Amman Bars

The tiles that are forced by a given patch of tiles can be determined by decorating the tiles as shown below, and then insisting that tiles be placed so the extra markings form straight lines.  These lines, known then as "Amman Bars", are then extended across the plane, and any other tile must have its markings on an Amman Bar.


At left we have a tiling with Amman bars in one direction.  Note that adjacent bars are always a longer (L) of a shorter (S) distance apart.  The ratio of these distances is the golden ratio.  Note also that there are 6 L's and 4 S's.  If you take a big enough piece of the tiling, this ratio tends as well to the golden ratio.  The sequence that a tiling generates will never have SS or LLL.  These sequences can be deflated much like a Penrose tiling:  replace every S by L, LL by S, drop all single L's.  To inflate, replace L by S, S by LL, and add L between a pair of S's.  If you deflate or inflate a Penrose tiling, the Amman sequences are also deflated or inflated.  
If two families of parallel bars are placed at the proper angle to each other, a Penrose tiling is determined.  This raises the question:  Is the tiling or the configuration of Amman bars the essential item?

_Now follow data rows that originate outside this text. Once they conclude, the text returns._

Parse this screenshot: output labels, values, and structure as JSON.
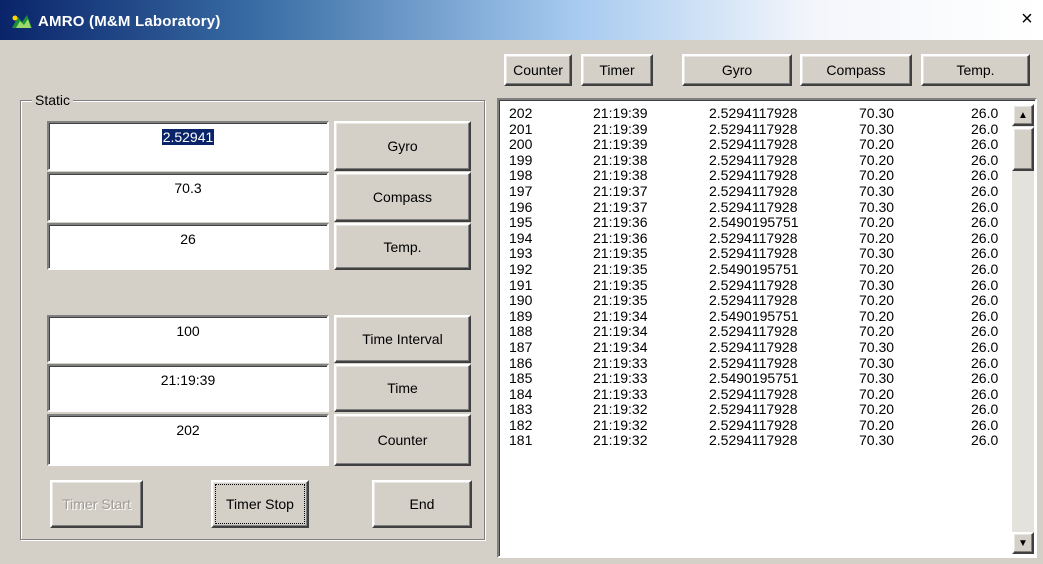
{
  "window": {
    "title": "AMRO (M&M Laboratory)",
    "close_glyph": "×"
  },
  "header_buttons": [
    "Counter",
    "Timer",
    "Gyro",
    "Compass",
    "Temp."
  ],
  "static_group": {
    "label": "Static",
    "gyro": {
      "value": "2.52941",
      "button": "Gyro"
    },
    "compass": {
      "value": "70.3",
      "button": "Compass"
    },
    "temp": {
      "value": "26",
      "button": "Temp."
    },
    "time_interval": {
      "value": "100",
      "button": "Time Interval"
    },
    "time": {
      "value": "21:19:39",
      "button": "Time"
    },
    "counter": {
      "value": "202",
      "button": "Counter"
    }
  },
  "controls": {
    "timer_start": "Timer Start",
    "timer_stop": "Timer Stop",
    "end": "End"
  },
  "log_rows": [
    [
      "202",
      "21:19:39",
      "2.5294117928",
      "70.30",
      "26.0"
    ],
    [
      "201",
      "21:19:39",
      "2.5294117928",
      "70.30",
      "26.0"
    ],
    [
      "200",
      "21:19:39",
      "2.5294117928",
      "70.20",
      "26.0"
    ],
    [
      "199",
      "21:19:38",
      "2.5294117928",
      "70.20",
      "26.0"
    ],
    [
      "198",
      "21:19:38",
      "2.5294117928",
      "70.20",
      "26.0"
    ],
    [
      "197",
      "21:19:37",
      "2.5294117928",
      "70.30",
      "26.0"
    ],
    [
      "196",
      "21:19:37",
      "2.5294117928",
      "70.30",
      "26.0"
    ],
    [
      "195",
      "21:19:36",
      "2.5490195751",
      "70.20",
      "26.0"
    ],
    [
      "194",
      "21:19:36",
      "2.5294117928",
      "70.20",
      "26.0"
    ],
    [
      "193",
      "21:19:35",
      "2.5294117928",
      "70.30",
      "26.0"
    ],
    [
      "192",
      "21:19:35",
      "2.5490195751",
      "70.20",
      "26.0"
    ],
    [
      "191",
      "21:19:35",
      "2.5294117928",
      "70.30",
      "26.0"
    ],
    [
      "190",
      "21:19:35",
      "2.5294117928",
      "70.20",
      "26.0"
    ],
    [
      "189",
      "21:19:34",
      "2.5490195751",
      "70.20",
      "26.0"
    ],
    [
      "188",
      "21:19:34",
      "2.5294117928",
      "70.20",
      "26.0"
    ],
    [
      "187",
      "21:19:34",
      "2.5294117928",
      "70.30",
      "26.0"
    ],
    [
      "186",
      "21:19:33",
      "2.5294117928",
      "70.30",
      "26.0"
    ],
    [
      "185",
      "21:19:33",
      "2.5490195751",
      "70.30",
      "26.0"
    ],
    [
      "184",
      "21:19:33",
      "2.5294117928",
      "70.20",
      "26.0"
    ],
    [
      "183",
      "21:19:32",
      "2.5294117928",
      "70.20",
      "26.0"
    ],
    [
      "182",
      "21:19:32",
      "2.5294117928",
      "70.20",
      "26.0"
    ],
    [
      "181",
      "21:19:32",
      "2.5294117928",
      "70.30",
      "26.0"
    ]
  ],
  "scrollbar": {
    "up_glyph": "▲",
    "down_glyph": "▼"
  }
}
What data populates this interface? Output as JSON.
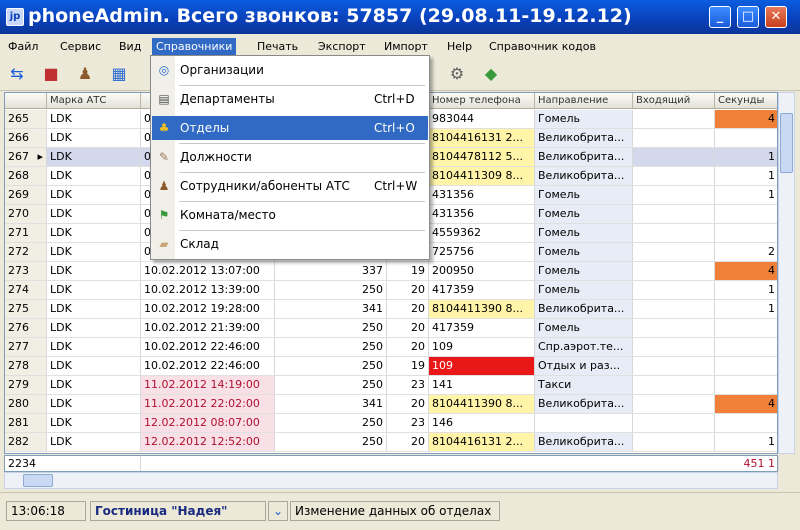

In the image at left, Amman bars have been drawn in 3 directions.  If you wanted to, you could draw them in two more directions.
The Amman sequences exhibit the same sort of local isomorphism properties at the tilings do:  If you find a string, say LSLLS, you never have to go very far in the sequence to find an identical string.  This is  a great contrast to many other nonperiodic phenomena.  For instance, the digits of an irrational number don't have this property.

The ratio of kites to darts is phi  Aperiodic Tiling